◆ DIRECTIONS: Give the entries again exactly, without pictures.

════════════════

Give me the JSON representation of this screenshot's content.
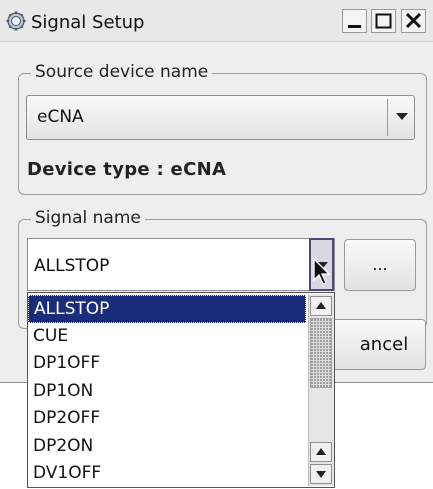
{
  "window": {
    "title": "Signal Setup",
    "icon": "gear-icon"
  },
  "source_group": {
    "legend": "Source device name",
    "selected": "eCNA",
    "device_type": "Device type : eCNA"
  },
  "signal_group": {
    "legend": "Signal name",
    "selected": "ALLSTOP",
    "browse_label": "...",
    "options": [
      "ALLSTOP",
      "CUE",
      "DP1OFF",
      "DP1ON",
      "DP2OFF",
      "DP2ON",
      "DV1OFF"
    ]
  },
  "buttons": {
    "cancel_visible": "ancel"
  },
  "colors": {
    "selection": "#1c2c7c",
    "window_bg": "#eeeeee"
  }
}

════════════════

◆ SOLUTION FOR THIS PROBLEM:
Give me the JSON representation of this screenshot's content.
{
  "window": {
    "title": "Signal Setup",
    "icon": "gear-icon"
  },
  "source_group": {
    "legend": "Source device name",
    "selected": "eCNA",
    "device_type": "Device type : eCNA"
  },
  "signal_group": {
    "legend": "Signal name",
    "selected": "ALLSTOP",
    "browse_label": "...",
    "options": [
      "ALLSTOP",
      "CUE",
      "DP1OFF",
      "DP1ON",
      "DP2OFF",
      "DP2ON",
      "DV1OFF"
    ]
  },
  "buttons": {
    "cancel_visible": "ancel"
  },
  "colors": {
    "selection": "#1c2c7c",
    "window_bg": "#eeeeee"
  }
}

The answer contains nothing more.